◆ About this task: Could you repeat every line below exactly, skipping the images?

Records for this exercise Start Marker

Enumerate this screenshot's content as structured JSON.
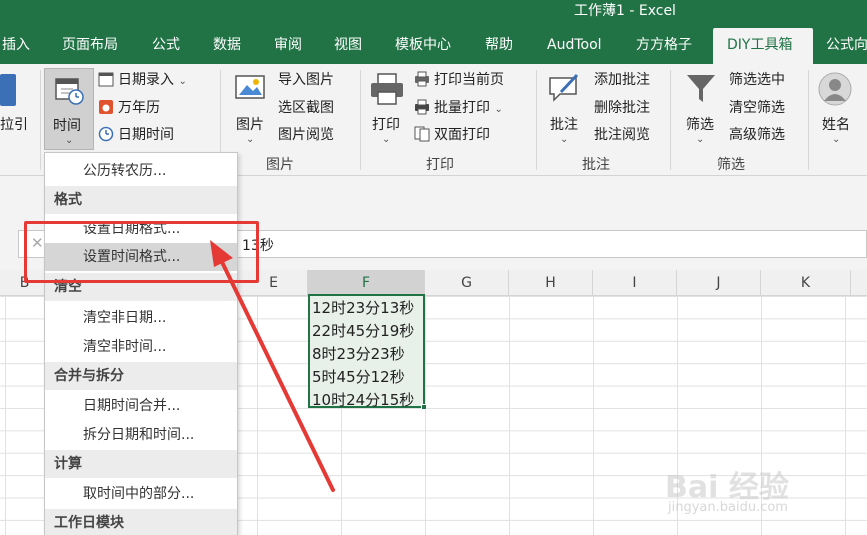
{
  "window": {
    "title": "工作薄1  -  Excel"
  },
  "tabs": [
    "插入",
    "页面布局",
    "公式",
    "数据",
    "审阅",
    "视图",
    "模板中心",
    "帮助",
    "AudTool",
    "方方格子",
    "DIY工具箱",
    "公式向"
  ],
  "ribbon": {
    "left_partial": "拉引",
    "time_button": "时间",
    "date_items": [
      "日期录入",
      "万年历",
      "日期时间"
    ],
    "picture_button": "图片",
    "picture_items": [
      "导入图片",
      "选区截图",
      "图片阅览"
    ],
    "picture_group": "图片",
    "print_button": "打印",
    "print_items": [
      "打印当前页",
      "批量打印",
      "双面打印"
    ],
    "print_group": "打印",
    "comment_button": "批注",
    "comment_items": [
      "添加批注",
      "删除批注",
      "批注阅览"
    ],
    "comment_group": "批注",
    "filter_button": "筛选",
    "filter_items": [
      "筛选选中",
      "清空筛选",
      "高级筛选"
    ],
    "filter_group": "筛选",
    "name_button": "姓名"
  },
  "menu": {
    "items": [
      {
        "type": "item",
        "label": "公历转农历..."
      },
      {
        "type": "header",
        "label": "格式"
      },
      {
        "type": "item",
        "label": "设置日期格式..."
      },
      {
        "type": "item",
        "label": "设置时间格式...",
        "highlighted": true
      },
      {
        "type": "header",
        "label": "清空"
      },
      {
        "type": "item",
        "label": "清空非日期..."
      },
      {
        "type": "item",
        "label": "清空非时间..."
      },
      {
        "type": "header",
        "label": "合并与拆分"
      },
      {
        "type": "item",
        "label": "日期时间合并..."
      },
      {
        "type": "item",
        "label": "拆分日期和时间..."
      },
      {
        "type": "header",
        "label": "计算"
      },
      {
        "type": "item",
        "label": "取时间中的部分..."
      },
      {
        "type": "header",
        "label": "工作日模块"
      }
    ]
  },
  "formula_bar": {
    "value_partial": "13秒"
  },
  "columns": [
    "B",
    "E",
    "F",
    "G",
    "H",
    "I",
    "J",
    "K"
  ],
  "selected_column": "F",
  "cells": [
    "12时23分13秒",
    "22时45分19秒",
    "8时23分23秒",
    "5时45分12秒",
    "10时24分15秒"
  ],
  "watermark": {
    "brand": "Bai 经验",
    "url": "jingyan.baidu.com"
  },
  "colors": {
    "excel_green": "#217346",
    "highlight_red": "#e53935"
  }
}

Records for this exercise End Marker

◆ Answer to the problem:
Enumerate this screenshot's content as structured JSON.
{
  "window": {
    "title": "工作薄1  -  Excel"
  },
  "tabs": [
    "插入",
    "页面布局",
    "公式",
    "数据",
    "审阅",
    "视图",
    "模板中心",
    "帮助",
    "AudTool",
    "方方格子",
    "DIY工具箱",
    "公式向"
  ],
  "ribbon": {
    "left_partial": "拉引",
    "time_button": "时间",
    "date_items": [
      "日期录入",
      "万年历",
      "日期时间"
    ],
    "picture_button": "图片",
    "picture_items": [
      "导入图片",
      "选区截图",
      "图片阅览"
    ],
    "picture_group": "图片",
    "print_button": "打印",
    "print_items": [
      "打印当前页",
      "批量打印",
      "双面打印"
    ],
    "print_group": "打印",
    "comment_button": "批注",
    "comment_items": [
      "添加批注",
      "删除批注",
      "批注阅览"
    ],
    "comment_group": "批注",
    "filter_button": "筛选",
    "filter_items": [
      "筛选选中",
      "清空筛选",
      "高级筛选"
    ],
    "filter_group": "筛选",
    "name_button": "姓名"
  },
  "menu": {
    "items": [
      {
        "type": "item",
        "label": "公历转农历..."
      },
      {
        "type": "header",
        "label": "格式"
      },
      {
        "type": "item",
        "label": "设置日期格式..."
      },
      {
        "type": "item",
        "label": "设置时间格式...",
        "highlighted": true
      },
      {
        "type": "header",
        "label": "清空"
      },
      {
        "type": "item",
        "label": "清空非日期..."
      },
      {
        "type": "item",
        "label": "清空非时间..."
      },
      {
        "type": "header",
        "label": "合并与拆分"
      },
      {
        "type": "item",
        "label": "日期时间合并..."
      },
      {
        "type": "item",
        "label": "拆分日期和时间..."
      },
      {
        "type": "header",
        "label": "计算"
      },
      {
        "type": "item",
        "label": "取时间中的部分..."
      },
      {
        "type": "header",
        "label": "工作日模块"
      }
    ]
  },
  "formula_bar": {
    "value_partial": "13秒"
  },
  "columns": [
    "B",
    "E",
    "F",
    "G",
    "H",
    "I",
    "J",
    "K"
  ],
  "selected_column": "F",
  "cells": [
    "12时23分13秒",
    "22时45分19秒",
    "8时23分23秒",
    "5时45分12秒",
    "10时24分15秒"
  ],
  "watermark": {
    "brand": "Bai 经验",
    "url": "jingyan.baidu.com"
  },
  "colors": {
    "excel_green": "#217346",
    "highlight_red": "#e53935"
  }
}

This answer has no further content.